When we look at a scene, it often seems as if we perceive it all at once. Yet in fact, we are physically able to accurately view only a tiny portion of the scene at a time. Take a look at this image of a human retina (the back of your eyeball). The portion of the eye responsible for accurate vision is the miniscule fovea:
To get a sense of the portion of your visual field you are able to see in clear focus at one time, hold your thumb up at arm’s length. The area of the fovea corresponds to the size of your thumbnail at that distance: less than 2 degrees of visual angle! To “see” a scene larger than your thumbnail, you must rapidly move your eye around the scene, and retain the out-of-focus elements in memory. As Greta pointed out in yesterday’s post, that visual memory isn’t always accurate.

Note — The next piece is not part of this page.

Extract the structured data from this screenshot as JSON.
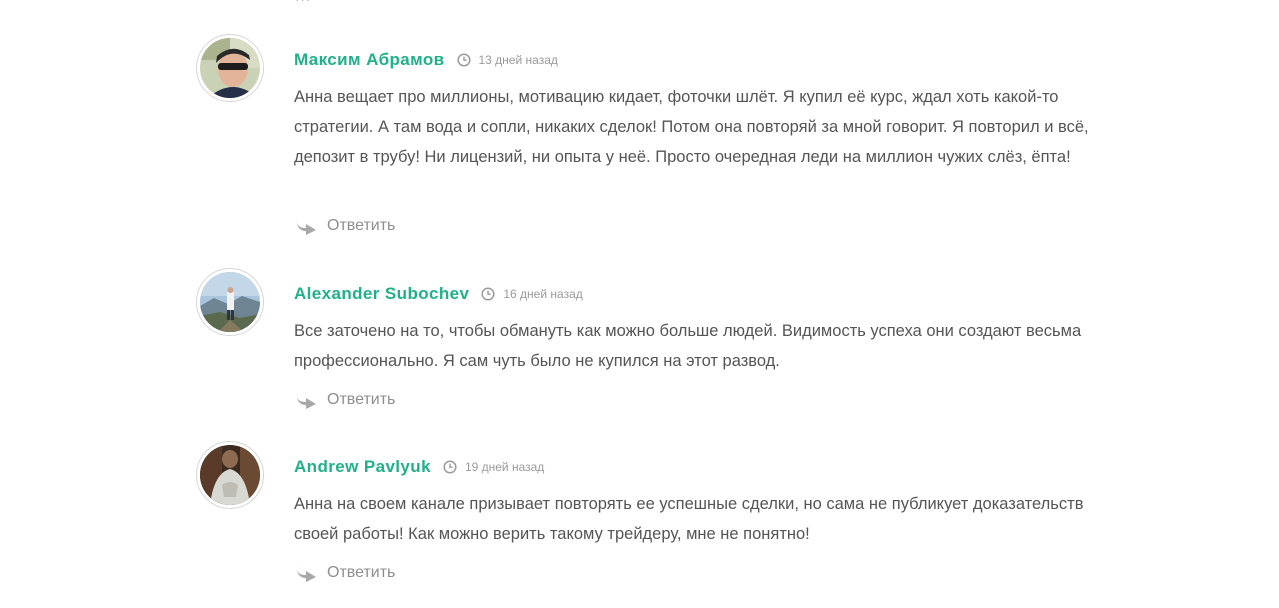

This “boundary extension,” one typical error we make in remembering scenes and first reported by Helene Intraub and Michael Richardson, can occur in a variety of circumstances, even when the observer is aware of the effect and attempts to compensate for it. Intraub, a psychologist at the University of Delaware, believes that boundary extension may be due to the active creation of a mental representation of a scene. Since our mind constructs a “scene” based on scant available information (the area visible by the fovea as the eye looks at different parts of the scene), it makes sense that it might also construct a representation of parts beyond the boundary of what is actually viewable. If we “fill in the blanks” inbetween places we’ve actively looked at, why not extend our representation beyond the boundaries of what we’ve seen as well?
But is this process unique to the visual system? Do we fill in the blanks and extend the boundaries of a scene that we perceive another way? Intraub developed an experiment to test another way of perceiving a scene: touch (“Anticipatory Spatial Representation of 3D Regions Explored by Sighted Observers and a Deaf-and-Blind-Observer,” Cognition, 2004).

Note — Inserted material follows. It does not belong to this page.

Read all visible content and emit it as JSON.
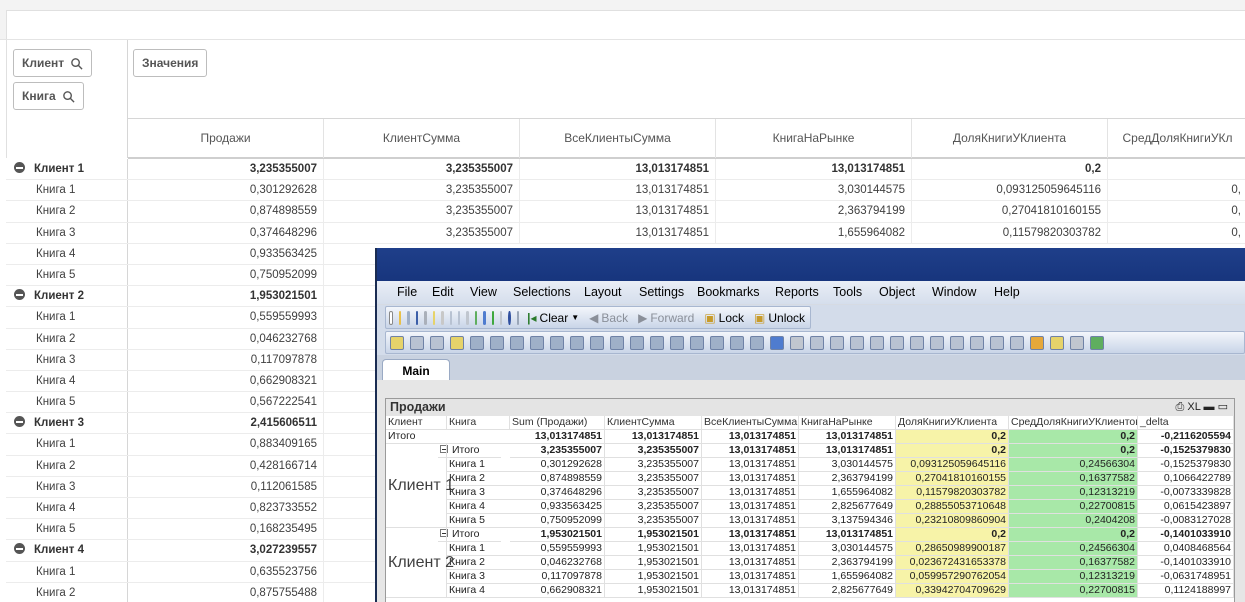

She showed participants six different “scenes” composed of real, physical objects (groups of ordinary things like toys, books, and toiletries), each demarcated by a “boundary” of black cloth. She then had an assistant remove the boundaries and asked the participants to mark where the boundaries had been. As expected, they placed the borders well beyond where they had been in the original scenes.
Next, she blindfolded another set of participants and showed them the same scenes, with an easily detectable three-inch-tall wooden “boundary” replacing the original cloth border. When they returned later to the same scenes with the border removed (and still blindfolded), they were asked to place wooden blocks where the borders had been.
Finally, she repeated the “blindfolded” condition with a volunteer who had been deaf and blind from early childhood. Intraub calls this participant (named only by her intials, KC) a “haptic expert” because she has spent her entire life negotiating the world by the sense of touch. At the age of 25, KC was a successful college student who could easily identify the objects in the experiment by touch (the only difficulty was reminding her to use the entire 30 seconds alotted for each scene, so as to match the blindfolded group).
KC’s results were statistically indistinguishable from the blindfold group, and like the vision group, they, too, showed significant boundary extension. However, the vision group’s boundary extension was greater in every case than the participants who had completed the task solely using touch. Intraub suspects that this difference between visual boundary extension and tactile boundary extension may be due to the different processes involved. There must be some limit to the amount a viewer extends the boundary of a scene: perhaps this limit derives from the way the viewer perceives the scene. Since we can easily see farther than we can reach, we extend boundaries farther when we view a scene with our eyes.
Intraub also points out that just because both vision and touch lead to boundary extension doesn’t mean that boundary extension is caused by the same underlying mental process in both cases. Such a conclusion would require significant additional research.